┌─ PROVIDED RECORDS
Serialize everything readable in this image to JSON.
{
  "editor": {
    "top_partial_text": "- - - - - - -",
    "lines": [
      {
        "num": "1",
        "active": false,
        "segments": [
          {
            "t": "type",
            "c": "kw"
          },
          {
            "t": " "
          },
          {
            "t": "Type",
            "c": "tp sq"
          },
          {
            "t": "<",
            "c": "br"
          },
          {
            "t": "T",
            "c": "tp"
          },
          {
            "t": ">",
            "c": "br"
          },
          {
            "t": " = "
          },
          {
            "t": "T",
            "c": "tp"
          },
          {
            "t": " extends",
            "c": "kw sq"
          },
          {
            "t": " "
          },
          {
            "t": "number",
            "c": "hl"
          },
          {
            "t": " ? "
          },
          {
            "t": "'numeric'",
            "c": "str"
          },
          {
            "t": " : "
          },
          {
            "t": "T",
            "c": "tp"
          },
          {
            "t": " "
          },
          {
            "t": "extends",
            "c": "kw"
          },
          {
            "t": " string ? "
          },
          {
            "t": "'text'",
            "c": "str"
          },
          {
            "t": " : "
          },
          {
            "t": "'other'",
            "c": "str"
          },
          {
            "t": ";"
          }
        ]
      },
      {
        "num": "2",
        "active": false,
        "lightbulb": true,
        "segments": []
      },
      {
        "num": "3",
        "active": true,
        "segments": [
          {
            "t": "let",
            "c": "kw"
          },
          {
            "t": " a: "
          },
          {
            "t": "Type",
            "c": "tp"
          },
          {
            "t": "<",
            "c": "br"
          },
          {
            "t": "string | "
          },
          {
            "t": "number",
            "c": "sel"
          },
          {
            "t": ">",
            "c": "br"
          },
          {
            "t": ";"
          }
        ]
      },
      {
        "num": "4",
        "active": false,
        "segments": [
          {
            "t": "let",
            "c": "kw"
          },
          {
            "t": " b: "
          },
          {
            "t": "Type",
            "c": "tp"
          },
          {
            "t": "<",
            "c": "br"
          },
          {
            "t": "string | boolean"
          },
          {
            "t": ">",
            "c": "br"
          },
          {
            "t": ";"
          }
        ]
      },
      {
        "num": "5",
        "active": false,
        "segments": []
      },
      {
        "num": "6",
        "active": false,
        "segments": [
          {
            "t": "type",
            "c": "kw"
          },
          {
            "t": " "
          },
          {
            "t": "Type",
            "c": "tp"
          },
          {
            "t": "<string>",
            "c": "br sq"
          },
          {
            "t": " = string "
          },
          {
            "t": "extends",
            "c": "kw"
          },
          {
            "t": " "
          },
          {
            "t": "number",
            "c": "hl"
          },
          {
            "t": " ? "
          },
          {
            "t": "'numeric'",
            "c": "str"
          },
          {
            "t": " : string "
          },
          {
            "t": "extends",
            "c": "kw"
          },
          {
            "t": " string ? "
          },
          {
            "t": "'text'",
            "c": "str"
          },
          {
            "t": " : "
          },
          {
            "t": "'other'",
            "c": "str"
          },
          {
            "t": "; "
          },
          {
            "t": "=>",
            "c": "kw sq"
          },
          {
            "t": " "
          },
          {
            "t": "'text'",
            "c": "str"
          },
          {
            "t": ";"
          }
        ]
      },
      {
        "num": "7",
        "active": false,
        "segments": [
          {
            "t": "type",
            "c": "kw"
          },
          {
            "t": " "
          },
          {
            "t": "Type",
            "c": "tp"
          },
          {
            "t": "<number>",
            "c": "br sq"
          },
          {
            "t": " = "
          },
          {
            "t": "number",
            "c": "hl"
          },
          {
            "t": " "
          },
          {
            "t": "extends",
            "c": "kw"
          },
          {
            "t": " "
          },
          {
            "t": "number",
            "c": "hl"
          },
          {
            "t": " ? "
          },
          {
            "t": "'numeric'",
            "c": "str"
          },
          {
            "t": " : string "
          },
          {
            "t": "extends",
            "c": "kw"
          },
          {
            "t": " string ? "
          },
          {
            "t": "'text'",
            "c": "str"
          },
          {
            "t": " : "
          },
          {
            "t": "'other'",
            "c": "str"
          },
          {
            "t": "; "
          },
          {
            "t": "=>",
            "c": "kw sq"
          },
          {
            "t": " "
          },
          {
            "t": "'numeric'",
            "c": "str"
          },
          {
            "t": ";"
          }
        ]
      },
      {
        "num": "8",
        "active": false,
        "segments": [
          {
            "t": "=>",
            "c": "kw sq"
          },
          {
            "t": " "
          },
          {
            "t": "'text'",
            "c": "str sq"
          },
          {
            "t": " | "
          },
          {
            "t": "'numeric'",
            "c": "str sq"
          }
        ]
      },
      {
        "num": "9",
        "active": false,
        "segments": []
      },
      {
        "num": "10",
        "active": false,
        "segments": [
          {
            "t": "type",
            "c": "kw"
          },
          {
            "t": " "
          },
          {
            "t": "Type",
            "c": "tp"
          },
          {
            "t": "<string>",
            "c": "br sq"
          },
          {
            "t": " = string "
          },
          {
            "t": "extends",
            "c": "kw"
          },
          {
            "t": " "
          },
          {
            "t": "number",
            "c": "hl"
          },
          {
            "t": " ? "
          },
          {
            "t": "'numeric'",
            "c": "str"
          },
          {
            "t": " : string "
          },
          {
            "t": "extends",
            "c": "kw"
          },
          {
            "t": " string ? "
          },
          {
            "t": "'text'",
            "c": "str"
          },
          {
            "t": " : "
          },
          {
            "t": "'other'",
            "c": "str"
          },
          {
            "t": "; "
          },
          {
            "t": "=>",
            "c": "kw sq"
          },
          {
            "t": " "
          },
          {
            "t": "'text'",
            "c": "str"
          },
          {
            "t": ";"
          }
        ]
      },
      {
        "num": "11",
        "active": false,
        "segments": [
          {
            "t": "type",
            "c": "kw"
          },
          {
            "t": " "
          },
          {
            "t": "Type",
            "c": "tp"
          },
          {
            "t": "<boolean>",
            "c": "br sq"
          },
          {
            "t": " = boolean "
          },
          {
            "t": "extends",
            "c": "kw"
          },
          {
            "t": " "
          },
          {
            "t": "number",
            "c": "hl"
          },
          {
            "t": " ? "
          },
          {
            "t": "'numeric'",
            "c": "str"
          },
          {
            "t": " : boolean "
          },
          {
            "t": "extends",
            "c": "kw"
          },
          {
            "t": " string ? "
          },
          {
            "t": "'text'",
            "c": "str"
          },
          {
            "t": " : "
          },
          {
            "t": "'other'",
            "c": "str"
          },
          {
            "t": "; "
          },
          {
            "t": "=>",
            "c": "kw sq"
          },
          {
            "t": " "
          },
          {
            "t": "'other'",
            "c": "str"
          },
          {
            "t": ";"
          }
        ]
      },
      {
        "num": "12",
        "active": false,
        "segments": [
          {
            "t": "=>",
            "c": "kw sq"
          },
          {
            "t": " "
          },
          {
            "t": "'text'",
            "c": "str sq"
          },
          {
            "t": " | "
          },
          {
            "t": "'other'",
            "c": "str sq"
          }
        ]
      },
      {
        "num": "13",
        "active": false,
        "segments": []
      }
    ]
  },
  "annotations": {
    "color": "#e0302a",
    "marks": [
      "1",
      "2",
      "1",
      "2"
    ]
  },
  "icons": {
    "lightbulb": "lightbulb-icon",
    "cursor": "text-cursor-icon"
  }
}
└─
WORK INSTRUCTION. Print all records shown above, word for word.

EXERCISE RESULT.
Serialize everything readable in this image to JSON.
{
  "editor": {
    "top_partial_text": "- - - - - - -",
    "lines": [
      {
        "num": "1",
        "active": false,
        "segments": [
          {
            "t": "type",
            "c": "kw"
          },
          {
            "t": " "
          },
          {
            "t": "Type",
            "c": "tp sq"
          },
          {
            "t": "<",
            "c": "br"
          },
          {
            "t": "T",
            "c": "tp"
          },
          {
            "t": ">",
            "c": "br"
          },
          {
            "t": " = "
          },
          {
            "t": "T",
            "c": "tp"
          },
          {
            "t": " extends",
            "c": "kw sq"
          },
          {
            "t": " "
          },
          {
            "t": "number",
            "c": "hl"
          },
          {
            "t": " ? "
          },
          {
            "t": "'numeric'",
            "c": "str"
          },
          {
            "t": " : "
          },
          {
            "t": "T",
            "c": "tp"
          },
          {
            "t": " "
          },
          {
            "t": "extends",
            "c": "kw"
          },
          {
            "t": " string ? "
          },
          {
            "t": "'text'",
            "c": "str"
          },
          {
            "t": " : "
          },
          {
            "t": "'other'",
            "c": "str"
          },
          {
            "t": ";"
          }
        ]
      },
      {
        "num": "2",
        "active": false,
        "lightbulb": true,
        "segments": []
      },
      {
        "num": "3",
        "active": true,
        "segments": [
          {
            "t": "let",
            "c": "kw"
          },
          {
            "t": " a: "
          },
          {
            "t": "Type",
            "c": "tp"
          },
          {
            "t": "<",
            "c": "br"
          },
          {
            "t": "string | "
          },
          {
            "t": "number",
            "c": "sel"
          },
          {
            "t": ">",
            "c": "br"
          },
          {
            "t": ";"
          }
        ]
      },
      {
        "num": "4",
        "active": false,
        "segments": [
          {
            "t": "let",
            "c": "kw"
          },
          {
            "t": " b: "
          },
          {
            "t": "Type",
            "c": "tp"
          },
          {
            "t": "<",
            "c": "br"
          },
          {
            "t": "string | boolean"
          },
          {
            "t": ">",
            "c": "br"
          },
          {
            "t": ";"
          }
        ]
      },
      {
        "num": "5",
        "active": false,
        "segments": []
      },
      {
        "num": "6",
        "active": false,
        "segments": [
          {
            "t": "type",
            "c": "kw"
          },
          {
            "t": " "
          },
          {
            "t": "Type",
            "c": "tp"
          },
          {
            "t": "<string>",
            "c": "br sq"
          },
          {
            "t": " = string "
          },
          {
            "t": "extends",
            "c": "kw"
          },
          {
            "t": " "
          },
          {
            "t": "number",
            "c": "hl"
          },
          {
            "t": " ? "
          },
          {
            "t": "'numeric'",
            "c": "str"
          },
          {
            "t": " : string "
          },
          {
            "t": "extends",
            "c": "kw"
          },
          {
            "t": " string ? "
          },
          {
            "t": "'text'",
            "c": "str"
          },
          {
            "t": " : "
          },
          {
            "t": "'other'",
            "c": "str"
          },
          {
            "t": "; "
          },
          {
            "t": "=>",
            "c": "kw sq"
          },
          {
            "t": " "
          },
          {
            "t": "'text'",
            "c": "str"
          },
          {
            "t": ";"
          }
        ]
      },
      {
        "num": "7",
        "active": false,
        "segments": [
          {
            "t": "type",
            "c": "kw"
          },
          {
            "t": " "
          },
          {
            "t": "Type",
            "c": "tp"
          },
          {
            "t": "<number>",
            "c": "br sq"
          },
          {
            "t": " = "
          },
          {
            "t": "number",
            "c": "hl"
          },
          {
            "t": " "
          },
          {
            "t": "extends",
            "c": "kw"
          },
          {
            "t": " "
          },
          {
            "t": "number",
            "c": "hl"
          },
          {
            "t": " ? "
          },
          {
            "t": "'numeric'",
            "c": "str"
          },
          {
            "t": " : string "
          },
          {
            "t": "extends",
            "c": "kw"
          },
          {
            "t": " string ? "
          },
          {
            "t": "'text'",
            "c": "str"
          },
          {
            "t": " : "
          },
          {
            "t": "'other'",
            "c": "str"
          },
          {
            "t": "; "
          },
          {
            "t": "=>",
            "c": "kw sq"
          },
          {
            "t": " "
          },
          {
            "t": "'numeric'",
            "c": "str"
          },
          {
            "t": ";"
          }
        ]
      },
      {
        "num": "8",
        "active": false,
        "segments": [
          {
            "t": "=>",
            "c": "kw sq"
          },
          {
            "t": " "
          },
          {
            "t": "'text'",
            "c": "str sq"
          },
          {
            "t": " | "
          },
          {
            "t": "'numeric'",
            "c": "str sq"
          }
        ]
      },
      {
        "num": "9",
        "active": false,
        "segments": []
      },
      {
        "num": "10",
        "active": false,
        "segments": [
          {
            "t": "type",
            "c": "kw"
          },
          {
            "t": " "
          },
          {
            "t": "Type",
            "c": "tp"
          },
          {
            "t": "<string>",
            "c": "br sq"
          },
          {
            "t": " = string "
          },
          {
            "t": "extends",
            "c": "kw"
          },
          {
            "t": " "
          },
          {
            "t": "number",
            "c": "hl"
          },
          {
            "t": " ? "
          },
          {
            "t": "'numeric'",
            "c": "str"
          },
          {
            "t": " : string "
          },
          {
            "t": "extends",
            "c": "kw"
          },
          {
            "t": " string ? "
          },
          {
            "t": "'text'",
            "c": "str"
          },
          {
            "t": " : "
          },
          {
            "t": "'other'",
            "c": "str"
          },
          {
            "t": "; "
          },
          {
            "t": "=>",
            "c": "kw sq"
          },
          {
            "t": " "
          },
          {
            "t": "'text'",
            "c": "str"
          },
          {
            "t": ";"
          }
        ]
      },
      {
        "num": "11",
        "active": false,
        "segments": [
          {
            "t": "type",
            "c": "kw"
          },
          {
            "t": " "
          },
          {
            "t": "Type",
            "c": "tp"
          },
          {
            "t": "<boolean>",
            "c": "br sq"
          },
          {
            "t": " = boolean "
          },
          {
            "t": "extends",
            "c": "kw"
          },
          {
            "t": " "
          },
          {
            "t": "number",
            "c": "hl"
          },
          {
            "t": " ? "
          },
          {
            "t": "'numeric'",
            "c": "str"
          },
          {
            "t": " : boolean "
          },
          {
            "t": "extends",
            "c": "kw"
          },
          {
            "t": " string ? "
          },
          {
            "t": "'text'",
            "c": "str"
          },
          {
            "t": " : "
          },
          {
            "t": "'other'",
            "c": "str"
          },
          {
            "t": "; "
          },
          {
            "t": "=>",
            "c": "kw sq"
          },
          {
            "t": " "
          },
          {
            "t": "'other'",
            "c": "str"
          },
          {
            "t": ";"
          }
        ]
      },
      {
        "num": "12",
        "active": false,
        "segments": [
          {
            "t": "=>",
            "c": "kw sq"
          },
          {
            "t": " "
          },
          {
            "t": "'text'",
            "c": "str sq"
          },
          {
            "t": " | "
          },
          {
            "t": "'other'",
            "c": "str sq"
          }
        ]
      },
      {
        "num": "13",
        "active": false,
        "segments": []
      }
    ]
  },
  "annotations": {
    "color": "#e0302a",
    "marks": [
      "1",
      "2",
      "1",
      "2"
    ]
  },
  "icons": {
    "lightbulb": "lightbulb-icon",
    "cursor": "text-cursor-icon"
  }
}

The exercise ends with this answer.